Special thanks to Dirk Gregorius for emailing me with an error in the original draft of this post! He kindly provided the public with a nice document showing his derivation of the inertia tensor of a capsule.

Following suit to identify the source of my error, I ended up writing my own derivation down in PDF format.

LIT (Lua Interpreted Triggers) – Starcraft: Brood War

Download LIT here

In the past I frequented a website called in order to learn how to make scenario files for the game Starcraft: Brood War (SCBW). The scenario files could be generated with an editor, and had a simple trigger system. A lot of fun can be had making small games within these scenario files, and the games can be played over Blizzard’s servers.

Blizzard’s stock editor was very limiting so some fan-made solutions popped up over the years. Creating triggers in these editors involved manually navigating a point-and-click GUI. The GUI was super cumbersome to use, and ended up being unruly for large numbers of triggers.

In an effort to revisit some fond memories of creating SCBW scenarios I decided to create a tool for generating triggers en masse (windows only). This post explains the details of how to use LIT.

Lua Interpreted Triggers (LIT)

Lua is a pretty good choice for creating some kind of tool to generate SCBW triggers. Since all that is needed from my tool is to generate some text, creating a super small and simple Lua API doesn’t take much development time, and can be very useful to use when making scenario files.

LIT is comprised of a small executable that embeds the Lua language, and a few Lua files to represents the LIT api.

Setting Up LIT

I’ve written a short post here on about how to setup and run LIT from the command line.

LIT Examples

Since a SCBW trigger involves conditions and actions, using LIT involves laying out conditions and actions. There are two main resources for learning how to use LIT and they both come in the downloaded ZIP file. Inside of ActionsExample.lua and ConditionsExample.lua I’ve written out a short demonstration for how to use each unique condition and action in SCBW.

In order to learn how to use any particular condition or action, just consult these two example files.

However, since LIT is written with Lua the entire Lua language can be used to generate SCBW triggers! Since anyone that is interested in using LIT will probably not know how to write Lua code, I recommend reading some simple tutorial on using Lua before getting started. Here’s a decent looking one.

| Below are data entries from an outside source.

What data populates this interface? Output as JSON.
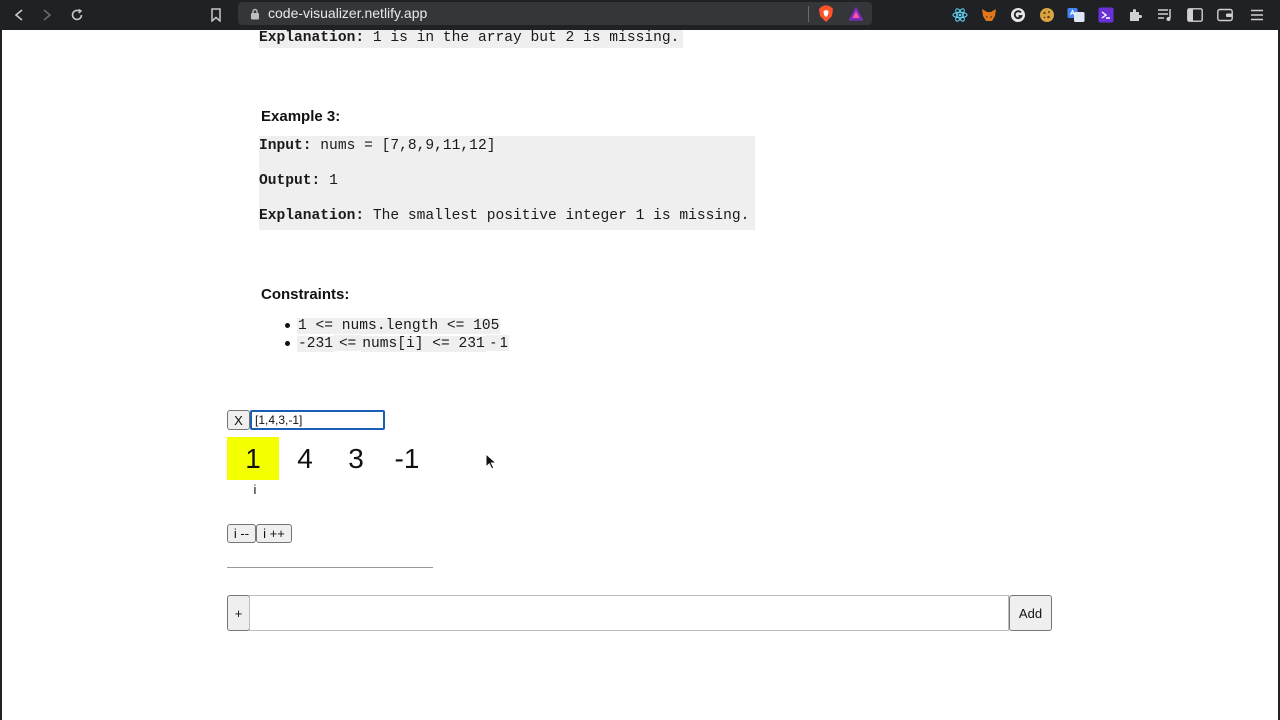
{
  "browser": {
    "url": "code-visualizer.netlify.app"
  },
  "problem": {
    "example2_explanation_label": "Explanation:",
    "example2_explanation_text": " 1 is in the array but 2 is missing.",
    "example3": {
      "heading": "Example 3:",
      "input_label": "Input:",
      "input_text": " nums = [7,8,9,11,12]",
      "output_label": "Output:",
      "output_text": " 1",
      "explanation_label": "Explanation:",
      "explanation_text": " The smallest positive integer 1 is missing."
    },
    "constraints": {
      "heading": "Constraints:",
      "items": [
        {
          "code": "1 <= nums.length <= 105",
          "suffix": ""
        },
        {
          "code": "-231",
          "mid": " <= ",
          "code2": "nums[i] <= 231",
          "suffix": " - 1"
        }
      ]
    }
  },
  "visualizer": {
    "clear_label": "X",
    "array_input_value": "[1,4,3,-1]",
    "cells": [
      "1",
      "4",
      "3",
      "-1"
    ],
    "active_index": 0,
    "pointer_label": "i",
    "decrement_label": "i --",
    "increment_label": "i ++",
    "plus_label": "+",
    "add_input_value": "",
    "add_label": "Add"
  },
  "colors": {
    "active_cell": "#f4ff00",
    "chrome_bg": "#202124",
    "focus_border": "#1a5fb4"
  }
}
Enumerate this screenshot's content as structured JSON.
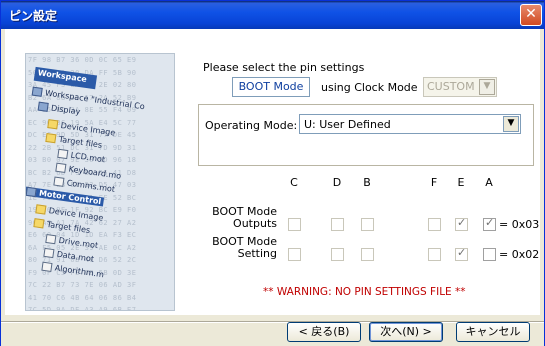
{
  "window": {
    "title": "ピン設定"
  },
  "side_image": {
    "workspace_label": "Workspace",
    "tree": [
      "Workspace \"Industrial Co",
      "Display",
      "Device Image",
      "Target files",
      "LCD.mot",
      "Keyboard.mo",
      "Comms.mot",
      "Motor Control",
      "Device Image",
      "Target files",
      "Drive.mot",
      "Data.mot",
      "Algorithm.m"
    ],
    "hex_lines": [
      "7F 98 B7 36 0D 0C 65 E9",
      "56 4D 2A 20 DA FF 5B 90",
      "3A 45 F3 EA 4F 2E 02 80",
      "B2 6A 88 3C 17 2A 52 B9",
      "AA 35 ED 3A 8E 55 F4 09",
      "EC 90 BC 19 5A E4 5C 77",
      "DC EC 9D 5D 31 77 DE 45",
      "22 2B 51 DC 31 7D 9D 31",
      "03 B0 07 9E 30 9D 96 18",
      "BC B2 6D F9 B2 D5 41 D8",
      "A7 7E E8 B1 52 D5 47 03",
      "1E 79 F1 32 91 EE 52 BC",
      "19 E6 9E 1F 92 BC E9 F0",
      "90 A8 A1 7A 42 62 27 A2",
      "E6 60 04 1D 1D EA F3 EC",
      "6A F5 05 2E 39 AE 0C A2",
      "80 71 91 0B 46 D6 52 2C",
      "F9 0F C5 FE DB 5B 0D 3E",
      "7C 22 B7 73 7E 06 AD 3F",
      "41 70 C6 4B 64 06 86 B4",
      "7C 5D 9A DE A3 A9 6B E7",
      "C1 24 40 75 24 6B 4D 75"
    ]
  },
  "prompt": "Please select the pin settings",
  "boot_mode_label": "BOOT Mode",
  "using_clock_label": "using Clock Mode",
  "clock_mode_value": "CUSTOM",
  "operating_mode": {
    "label": "Operating Mode:",
    "value": "U: User Defined"
  },
  "pin_grid": {
    "columns": [
      "C",
      "D",
      "B",
      "F",
      "E",
      "A"
    ],
    "rows": [
      {
        "label_line1": "BOOT Mode",
        "label_line2": "Outputs",
        "checked": [
          false,
          false,
          false,
          false,
          true,
          true
        ],
        "value": "= 0x03"
      },
      {
        "label_line1": "BOOT Mode",
        "label_line2": "Setting",
        "checked": [
          false,
          false,
          false,
          false,
          true,
          false
        ],
        "value": "= 0x02"
      }
    ]
  },
  "warning": "** WARNING: NO PIN SETTINGS FILE **",
  "buttons": {
    "back": "< 戻る(B)",
    "next": "次へ(N) >",
    "cancel": "キャンセル"
  },
  "colors": {
    "titlebar": "#0843d6",
    "warning": "#c00000",
    "boot_mode_text": "#1040a0"
  }
}
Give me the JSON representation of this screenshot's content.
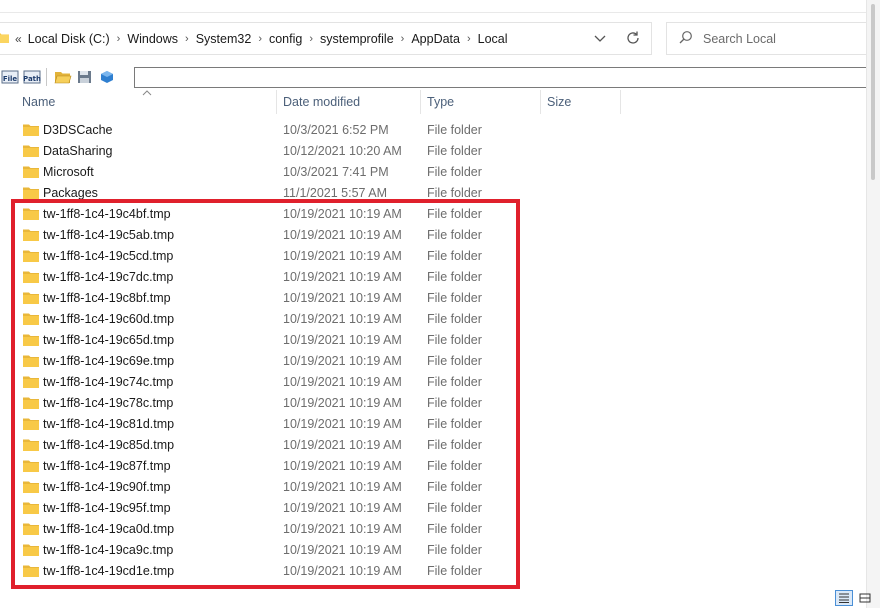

Lets take a look at writing a Binary Countoff using LIT:

The triggers generated by running this Lua file with LIT are: click to view.

As you can see there’s a little bit of state stored in a couple Deaths objects. That state is a number, a player and a unit. Using this state text is output in a straightforward manner.

Include Function

My favorite part about LIT is the include function! When writing out a LIT file, another entire LIT file can be included into it. Look at this example:

As the comment says, the include function will copy paste an entire Lua file straight into the spot where the include function is. A file included into another file can also include files. Files can be included through different folders, and the include function supports relative paths.

Lets assume that AnotherFile.lua holds the rest of the code from the first Binary Countoff example. If this is the case, then the output triggers will be exactly the same!

Say we have a file A and a file B. If A includes B and B includes A, then LIT will crash. Similarly, if any chain of files all form a circular inclusion, LIT will crash.

This lets users of LIT organize their Lua files in any manner they wish. One of the biggest drawbacks of using a GUI editor to create triggers, is once a couple thousand triggers exist in a single scenario file it becomes nearly impossible to efficiently navigate them. Using your operating system’s folders and file structure, organizing LIT is simple and powerful.

Demonstration Map

Here’s a link to download a demonstration map. The map contains a concept of screen-sized rooms that the player can move around with. It’s implemented with a few burrowed units on each room. The download link comes with the map file and the LIT files used to generate the map’s triggers. The most interesting file is RoomLogic.lua.